# [Exercise]
Go through the lines below and tally each one holding "topics". Write only the total.

──────────

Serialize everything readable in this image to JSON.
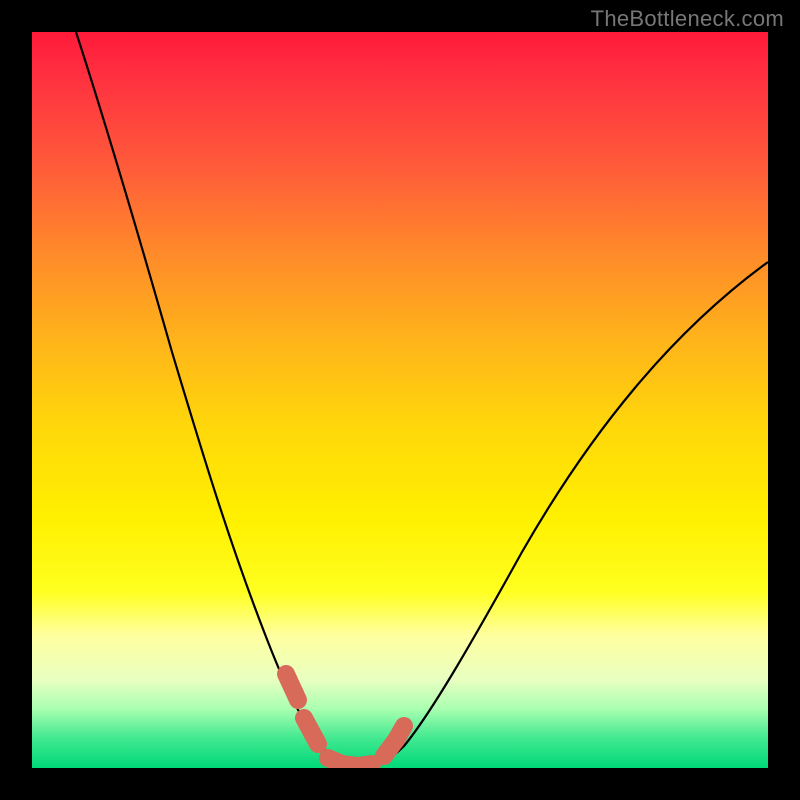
{
  "watermark": "TheBottleneck.com",
  "chart_data": {
    "type": "line",
    "title": "",
    "xlabel": "",
    "ylabel": "",
    "xlim": [
      0,
      100
    ],
    "ylim": [
      0,
      100
    ],
    "grid": false,
    "legend": false,
    "series": [
      {
        "name": "bottleneck-curve",
        "x": [
          6,
          10,
          14,
          18,
          22,
          26,
          30,
          34,
          36,
          38,
          40,
          42,
          44,
          46,
          50,
          56,
          62,
          70,
          80,
          90,
          100
        ],
        "y": [
          100,
          88,
          76,
          64,
          52,
          40,
          28,
          18,
          12,
          7,
          3,
          1,
          0,
          1,
          6,
          16,
          27,
          40,
          54,
          65,
          74
        ]
      },
      {
        "name": "optimal-range-marker",
        "x": [
          34,
          36,
          38,
          40,
          42,
          44,
          46,
          48
        ],
        "y": [
          16,
          11,
          6,
          3,
          1,
          0,
          1,
          5
        ]
      }
    ],
    "background_gradient": {
      "top": "#ff1a3a",
      "middle": "#fff000",
      "bottom": "#00d878"
    }
  }
}
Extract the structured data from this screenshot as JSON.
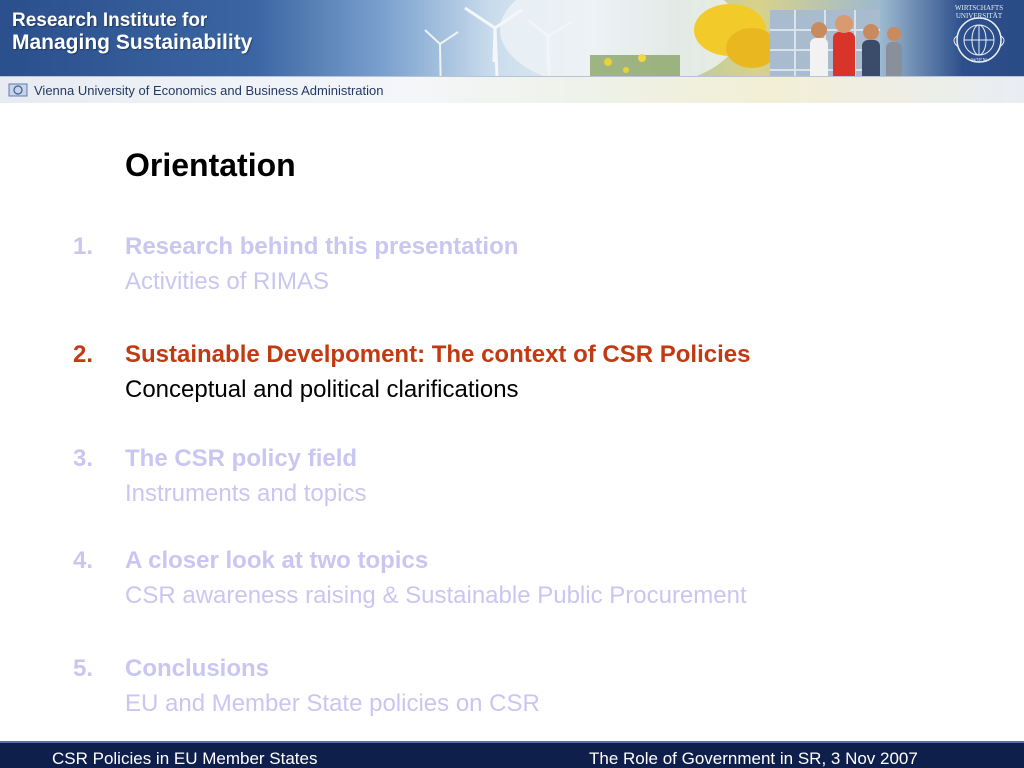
{
  "header": {
    "title_line1": "Research Institute for",
    "title_line2": "Managing Sustainability",
    "subtitle": "Vienna University of Economics and Business Administration",
    "seal_top": "WIRTSCHAFTS UNIVERSITÄT",
    "seal_bottom": "WIEN",
    "banner_icons": [
      "wind-turbine-icon",
      "wind-turbine-icon",
      "wind-turbine-icon",
      "butterfly-icon",
      "university-seal-icon"
    ]
  },
  "slide": {
    "title": "Orientation",
    "agenda": [
      {
        "number": "1.",
        "heading": "Research behind this presentation",
        "subheading": "Activities of RIMAS",
        "active": false
      },
      {
        "number": "2.",
        "heading": "Sustainable Develpoment: The context of CSR Policies",
        "subheading": "Conceptual and political clarifications",
        "active": true
      },
      {
        "number": "3.",
        "heading": "The CSR policy field",
        "subheading": "Instruments and topics",
        "active": false
      },
      {
        "number": "4.",
        "heading": "A closer look at two topics",
        "subheading": "CSR awareness raising & Sustainable Public Procurement",
        "active": false
      },
      {
        "number": "5.",
        "heading": "Conclusions",
        "subheading": "EU and Member State policies on CSR",
        "active": false
      }
    ]
  },
  "footer": {
    "left": "CSR Policies in EU Member States",
    "right": "The Role of Government in SR, 3 Nov 2007"
  },
  "colors": {
    "active": "#c23a12",
    "muted": "#c9c6f2",
    "footer_bg": "#0d1f4a",
    "header_blue": "#2a4f8c"
  }
}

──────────

# [Reply to the task]
2